TORONTO — Subway has been ordered to pay the CBC $500,000 in legal costs following its failed bid to sue the public broadcaster for defamation.
In his decision, Ontario Superior Court Justice Ed Morgan attributed much of the length and complexity of the legal battle to the approach taken by the fast-food chain.
Subway had sued the CBC for defamation over a “Marketplace” report in February 2017 that focused on the amount of chicken in its chicken sandwiches. The world’s largest fast-food operator sought $210 million in damages.
The CBC succeeded in November in having Morgan dismiss the action pre-trial under so-called anti-SLAPP legislation, which aims to protect free speech on matters of public interest. The company, Morgan noted, went all out in fighting the CBC’s dismissal motion.
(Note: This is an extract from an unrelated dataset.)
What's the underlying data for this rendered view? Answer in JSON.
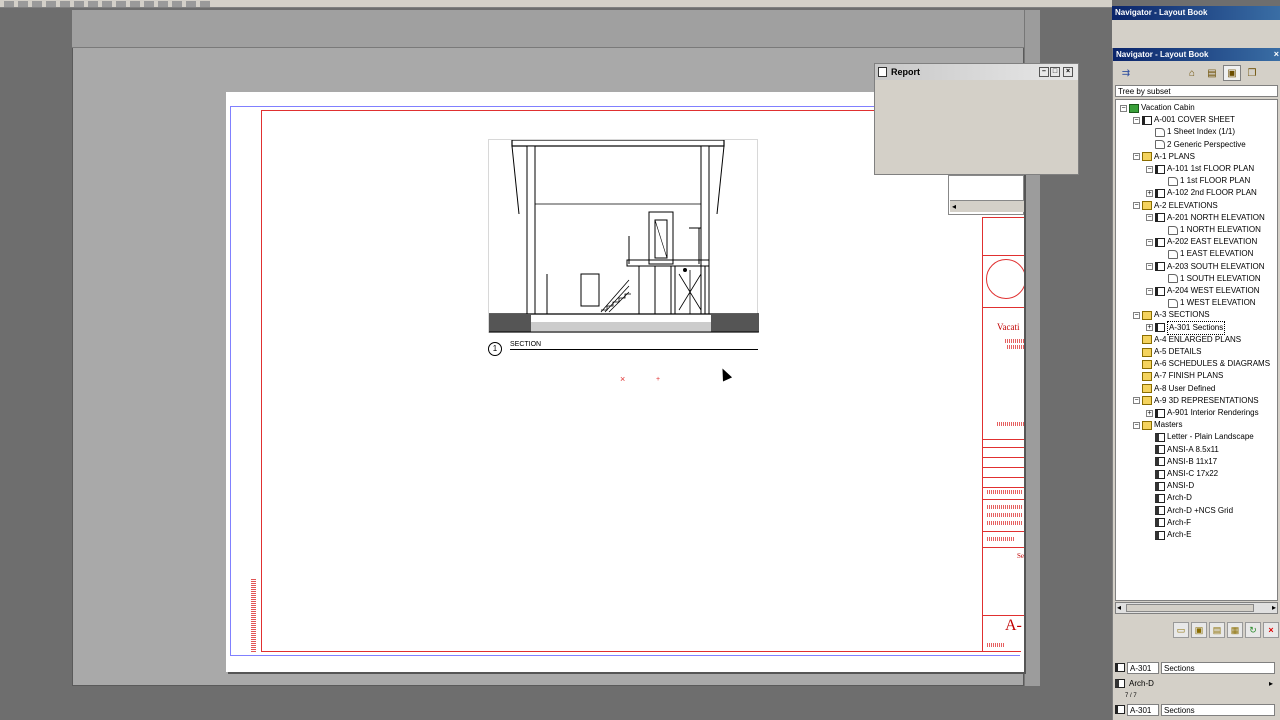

“Its materials were overwhelmingly aimed at the issue of truth in the news magazine item that was the subject of the suit — an issue which goes to the heart of the merits of Subway’s defamation claim, but is only relevant in a minor way to the SLAPP criteria,” Morgan said. “The motion turned into a massive undertaking to which CBC, as moving party, was compelled to reply.”
Both Subway’s approach and the CBC’s response required a “herculean lawyering effort” resulting in a “monument to high-end legal work” in complex litigation, Morgan said. However, the effect was one of extending and complicating what was intended to be a relatively quick procedure, the judge said.
The result, Morgan said, was that CBC racked up a total of $800,000 in legal costs that reflect the “large-scale undertaking” the anti-SLAPP motion became.
Morgan decided to round down CBC’s cost request given the size of its ask compared with other anti-SLAPP motions, but said there was no other reason to deviate from the expectation that the successful party was entitled to full costs.
In addition to ordering Subway to pay CBC $500,000 for legal costs, the restaurant company will also have to pay the broadcaster another $178,000 in fees and disbursements.
Morgan’s November judgment did allow Subway’s negligence suit against Trent University, which did laboratory work for the “Marketplace” segment, to proceed. He ordered the school to pay Subway $220,000 in costs.
Colin Perkel, The Canadian Press